By Asher Greenberg Since 2006, tens of thousands of non-Jewish Eritreans and Sudanese have migrated to Israel, crossing what was then a lightly defended border with Egypt’s Sinai desert. Their arrival has upended neighbourhoods, charged Israel’s already polarized political atmosphere, led to the frantic construction of a $400 million fence to keep them out, and toContinue reading “Between Hell and a Hard Place”
It’s a bizarre headache. Not so much a migraine, but the kind where it feels like your brain is trying to climb out of your head. The kind that says, “hey, body, what the *fuck* are you doing?” And my body doesn’t answer. It doesn’t even shrug. That’s because my chest has taken over. With an iron grip on my legs, it drags me forward at a pace I would not refer to as leisurely.
“Ha’am doresh hasudanim legoresh,” they chant. “The people demand the Sudanese be expelled.” It rhymes in Hebrew. It’s an adaptation of a similar chant used in the social justice rallies that swept Israel last year.

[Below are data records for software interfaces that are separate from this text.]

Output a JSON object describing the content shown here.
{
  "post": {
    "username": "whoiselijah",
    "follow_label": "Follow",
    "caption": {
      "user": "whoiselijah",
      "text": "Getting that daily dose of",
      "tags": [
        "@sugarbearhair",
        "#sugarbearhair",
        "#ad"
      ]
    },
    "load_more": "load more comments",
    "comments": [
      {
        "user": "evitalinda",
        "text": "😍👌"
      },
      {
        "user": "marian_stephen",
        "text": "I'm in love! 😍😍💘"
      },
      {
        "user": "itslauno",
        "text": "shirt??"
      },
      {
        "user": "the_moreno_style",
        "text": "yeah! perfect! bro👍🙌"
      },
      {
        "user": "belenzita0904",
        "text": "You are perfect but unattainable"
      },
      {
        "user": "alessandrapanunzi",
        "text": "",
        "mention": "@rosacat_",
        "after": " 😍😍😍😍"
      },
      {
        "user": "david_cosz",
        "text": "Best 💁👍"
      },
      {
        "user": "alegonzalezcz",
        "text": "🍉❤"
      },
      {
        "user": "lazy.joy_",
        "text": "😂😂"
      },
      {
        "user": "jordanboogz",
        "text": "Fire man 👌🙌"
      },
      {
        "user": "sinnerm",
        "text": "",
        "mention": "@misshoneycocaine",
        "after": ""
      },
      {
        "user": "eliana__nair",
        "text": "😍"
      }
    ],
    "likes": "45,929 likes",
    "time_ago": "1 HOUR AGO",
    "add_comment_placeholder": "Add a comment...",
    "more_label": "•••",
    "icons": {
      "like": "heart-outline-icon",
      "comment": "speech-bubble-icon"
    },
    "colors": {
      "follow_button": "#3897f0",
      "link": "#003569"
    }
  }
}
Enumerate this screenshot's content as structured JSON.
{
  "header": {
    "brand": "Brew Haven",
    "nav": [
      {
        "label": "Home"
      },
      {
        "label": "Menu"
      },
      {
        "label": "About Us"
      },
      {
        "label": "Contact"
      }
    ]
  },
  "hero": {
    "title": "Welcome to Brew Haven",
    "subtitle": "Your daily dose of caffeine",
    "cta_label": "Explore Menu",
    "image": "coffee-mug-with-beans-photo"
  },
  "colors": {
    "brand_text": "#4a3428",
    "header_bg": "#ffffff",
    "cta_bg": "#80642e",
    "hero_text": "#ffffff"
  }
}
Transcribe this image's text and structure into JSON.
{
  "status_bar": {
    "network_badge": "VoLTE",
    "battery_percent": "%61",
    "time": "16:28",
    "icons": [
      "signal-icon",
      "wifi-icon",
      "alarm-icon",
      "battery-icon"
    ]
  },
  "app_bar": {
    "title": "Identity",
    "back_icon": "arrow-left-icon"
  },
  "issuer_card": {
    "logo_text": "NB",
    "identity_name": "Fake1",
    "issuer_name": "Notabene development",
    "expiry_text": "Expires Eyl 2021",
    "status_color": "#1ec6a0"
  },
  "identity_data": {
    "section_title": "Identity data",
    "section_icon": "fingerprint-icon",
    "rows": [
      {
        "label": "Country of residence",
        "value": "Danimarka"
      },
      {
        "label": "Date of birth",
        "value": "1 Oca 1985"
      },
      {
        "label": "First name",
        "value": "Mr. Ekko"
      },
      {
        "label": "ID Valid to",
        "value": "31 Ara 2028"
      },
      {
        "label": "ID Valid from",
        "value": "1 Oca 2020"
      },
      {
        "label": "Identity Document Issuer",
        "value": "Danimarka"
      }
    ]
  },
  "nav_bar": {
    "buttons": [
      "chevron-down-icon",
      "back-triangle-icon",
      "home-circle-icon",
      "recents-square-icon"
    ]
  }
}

“Where does the bus go?” she says in Hebrew. The elderly woman, sitting in the row in front of me, interrupts my train of thought and I try to stammer out a reply in Hebrew. “Tachanah merkazit.” The central bus station, though I hate saying it, because the way I pronounce the ‘r’ quickly identifiesContinue reading “Where does the bus go?”